▶ [Your task]: Please return the listing below word for word, minus its pictures.

▶ [Recorded information]:
◇ ◇ ◇ ◇ ◇
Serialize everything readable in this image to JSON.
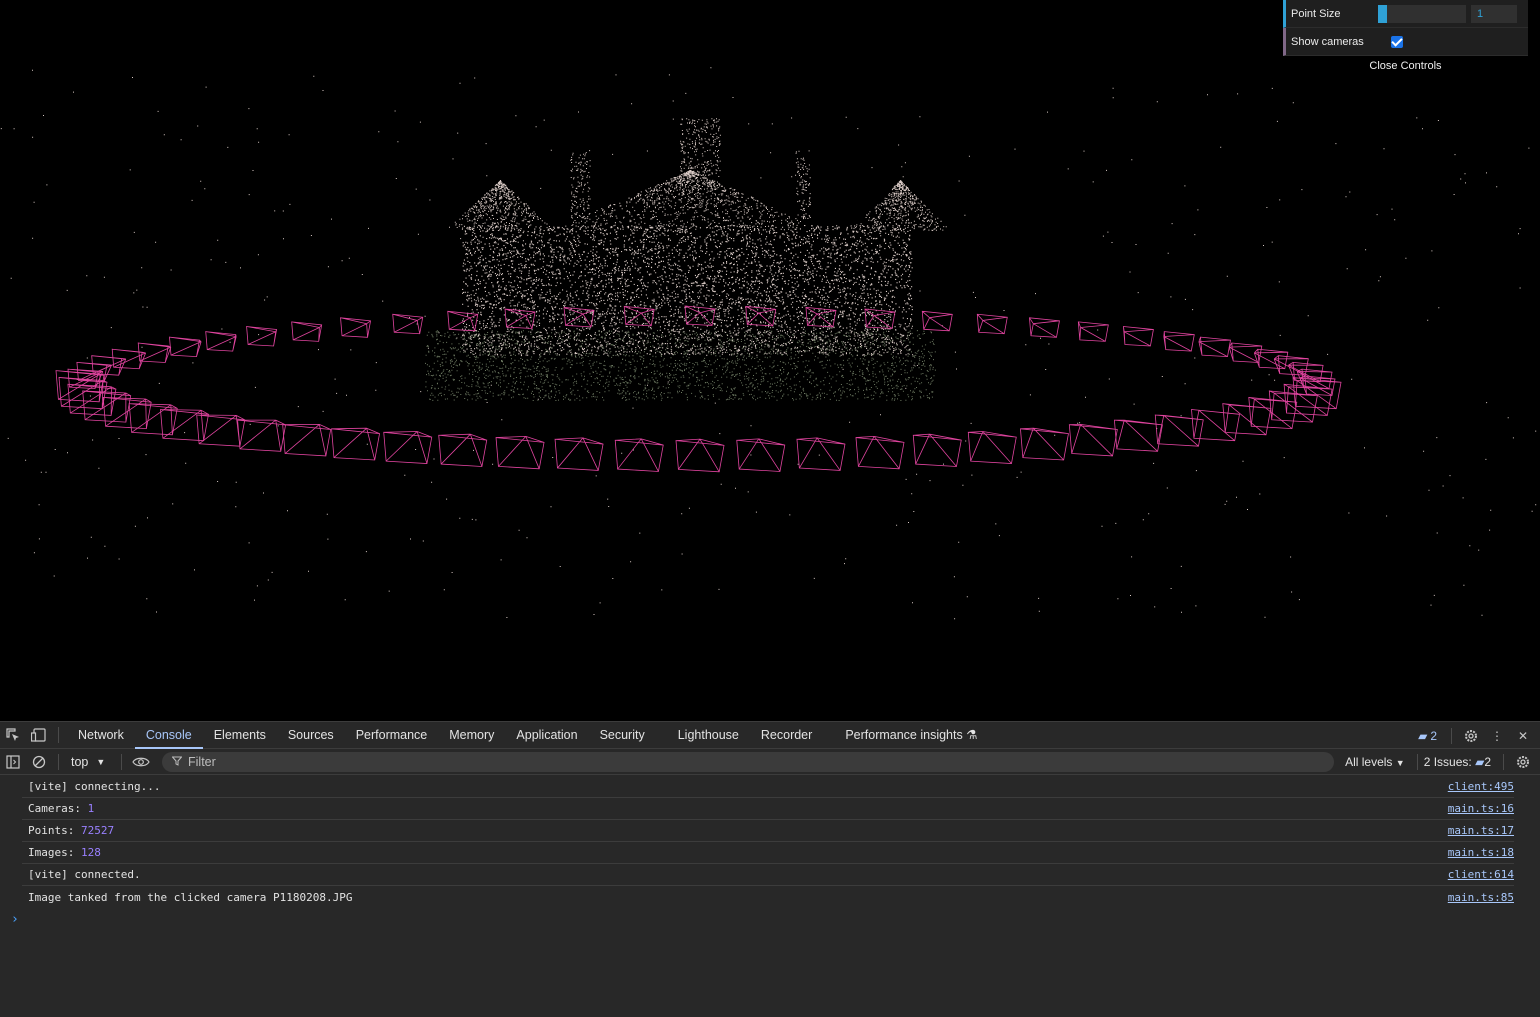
{
  "gui": {
    "point_size_label": "Point Size",
    "point_size_value": "1",
    "point_size_fraction": 0.1,
    "show_cameras_label": "Show cameras",
    "show_cameras_checked": true,
    "close_label": "Close Controls"
  },
  "scene": {
    "camera_color": "#e0449f",
    "background": "#000000"
  },
  "devtools": {
    "tabs": [
      "Network",
      "Console",
      "Elements",
      "Sources",
      "Performance",
      "Memory",
      "Application",
      "Security",
      "Lighthouse",
      "Recorder",
      "Performance insights"
    ],
    "active_tab": "Console",
    "issues_badge": "2",
    "context": "top",
    "filter_placeholder": "Filter",
    "levels": "All levels",
    "issues_label": "2 Issues:",
    "issues_count": "2",
    "messages": [
      {
        "text": "[vite] connecting...",
        "value": "",
        "source": "client:495"
      },
      {
        "text": "Cameras: ",
        "value": "1",
        "source": "main.ts:16"
      },
      {
        "text": "Points: ",
        "value": "72527",
        "source": "main.ts:17"
      },
      {
        "text": "Images: ",
        "value": "128",
        "source": "main.ts:18"
      },
      {
        "text": "[vite] connected.",
        "value": "",
        "source": "client:614"
      },
      {
        "text": "Image tanked from the clicked camera P1180208.JPG",
        "value": "",
        "source": "main.ts:85"
      }
    ],
    "prompt": "›"
  }
}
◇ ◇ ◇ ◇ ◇
▶ [Task result]:
Serialize everything readable in this image to JSON.
{
  "gui": {
    "point_size_label": "Point Size",
    "point_size_value": "1",
    "point_size_fraction": 0.1,
    "show_cameras_label": "Show cameras",
    "show_cameras_checked": true,
    "close_label": "Close Controls"
  },
  "scene": {
    "camera_color": "#e0449f",
    "background": "#000000"
  },
  "devtools": {
    "tabs": [
      "Network",
      "Console",
      "Elements",
      "Sources",
      "Performance",
      "Memory",
      "Application",
      "Security",
      "Lighthouse",
      "Recorder",
      "Performance insights"
    ],
    "active_tab": "Console",
    "issues_badge": "2",
    "context": "top",
    "filter_placeholder": "Filter",
    "levels": "All levels",
    "issues_label": "2 Issues:",
    "issues_count": "2",
    "messages": [
      {
        "text": "[vite] connecting...",
        "value": "",
        "source": "client:495"
      },
      {
        "text": "Cameras: ",
        "value": "1",
        "source": "main.ts:16"
      },
      {
        "text": "Points: ",
        "value": "72527",
        "source": "main.ts:17"
      },
      {
        "text": "Images: ",
        "value": "128",
        "source": "main.ts:18"
      },
      {
        "text": "[vite] connected.",
        "value": "",
        "source": "client:614"
      },
      {
        "text": "Image tanked from the clicked camera P1180208.JPG",
        "value": "",
        "source": "main.ts:85"
      }
    ],
    "prompt": "›"
  }
}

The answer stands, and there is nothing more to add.